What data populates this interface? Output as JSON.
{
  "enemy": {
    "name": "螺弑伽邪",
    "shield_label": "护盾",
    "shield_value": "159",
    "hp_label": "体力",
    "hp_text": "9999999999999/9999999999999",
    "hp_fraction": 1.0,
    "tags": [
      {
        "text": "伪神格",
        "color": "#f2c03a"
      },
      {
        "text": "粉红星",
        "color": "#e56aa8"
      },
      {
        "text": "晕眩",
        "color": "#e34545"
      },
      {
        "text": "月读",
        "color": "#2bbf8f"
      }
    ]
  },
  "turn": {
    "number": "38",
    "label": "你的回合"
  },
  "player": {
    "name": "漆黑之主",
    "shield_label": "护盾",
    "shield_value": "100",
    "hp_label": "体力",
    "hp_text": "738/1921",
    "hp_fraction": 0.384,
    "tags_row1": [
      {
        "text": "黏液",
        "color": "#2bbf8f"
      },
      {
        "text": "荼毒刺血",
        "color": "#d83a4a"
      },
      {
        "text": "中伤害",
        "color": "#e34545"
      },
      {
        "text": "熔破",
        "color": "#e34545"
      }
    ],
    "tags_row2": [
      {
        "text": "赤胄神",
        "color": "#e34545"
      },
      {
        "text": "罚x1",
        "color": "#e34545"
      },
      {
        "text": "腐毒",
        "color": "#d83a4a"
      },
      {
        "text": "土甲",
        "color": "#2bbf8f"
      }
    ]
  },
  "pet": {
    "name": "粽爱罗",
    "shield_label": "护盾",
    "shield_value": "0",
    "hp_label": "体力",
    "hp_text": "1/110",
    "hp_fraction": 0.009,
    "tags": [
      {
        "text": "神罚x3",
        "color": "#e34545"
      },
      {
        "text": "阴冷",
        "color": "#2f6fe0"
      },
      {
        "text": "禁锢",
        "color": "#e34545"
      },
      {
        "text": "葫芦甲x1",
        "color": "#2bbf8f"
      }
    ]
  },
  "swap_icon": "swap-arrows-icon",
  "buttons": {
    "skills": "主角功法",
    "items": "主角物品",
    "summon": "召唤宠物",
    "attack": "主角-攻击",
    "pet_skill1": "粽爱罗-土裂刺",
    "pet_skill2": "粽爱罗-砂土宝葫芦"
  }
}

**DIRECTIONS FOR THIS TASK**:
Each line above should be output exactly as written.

**REPLY TO THE EXERCISE**:
What data populates this interface? Output as JSON.
{
  "enemy": {
    "name": "螺弑伽邪",
    "shield_label": "护盾",
    "shield_value": "159",
    "hp_label": "体力",
    "hp_text": "9999999999999/9999999999999",
    "hp_fraction": 1.0,
    "tags": [
      {
        "text": "伪神格",
        "color": "#f2c03a"
      },
      {
        "text": "粉红星",
        "color": "#e56aa8"
      },
      {
        "text": "晕眩",
        "color": "#e34545"
      },
      {
        "text": "月读",
        "color": "#2bbf8f"
      }
    ]
  },
  "turn": {
    "number": "38",
    "label": "你的回合"
  },
  "player": {
    "name": "漆黑之主",
    "shield_label": "护盾",
    "shield_value": "100",
    "hp_label": "体力",
    "hp_text": "738/1921",
    "hp_fraction": 0.384,
    "tags_row1": [
      {
        "text": "黏液",
        "color": "#2bbf8f"
      },
      {
        "text": "荼毒刺血",
        "color": "#d83a4a"
      },
      {
        "text": "中伤害",
        "color": "#e34545"
      },
      {
        "text": "熔破",
        "color": "#e34545"
      }
    ],
    "tags_row2": [
      {
        "text": "赤胄神",
        "color": "#e34545"
      },
      {
        "text": "罚x1",
        "color": "#e34545"
      },
      {
        "text": "腐毒",
        "color": "#d83a4a"
      },
      {
        "text": "土甲",
        "color": "#2bbf8f"
      }
    ]
  },
  "pet": {
    "name": "粽爱罗",
    "shield_label": "护盾",
    "shield_value": "0",
    "hp_label": "体力",
    "hp_text": "1/110",
    "hp_fraction": 0.009,
    "tags": [
      {
        "text": "神罚x3",
        "color": "#e34545"
      },
      {
        "text": "阴冷",
        "color": "#2f6fe0"
      },
      {
        "text": "禁锢",
        "color": "#e34545"
      },
      {
        "text": "葫芦甲x1",
        "color": "#2bbf8f"
      }
    ]
  },
  "swap_icon": "swap-arrows-icon",
  "buttons": {
    "skills": "主角功法",
    "items": "主角物品",
    "summon": "召唤宠物",
    "attack": "主角-攻击",
    "pet_skill1": "粽爱罗-土裂刺",
    "pet_skill2": "粽爱罗-砂土宝葫芦"
  }
}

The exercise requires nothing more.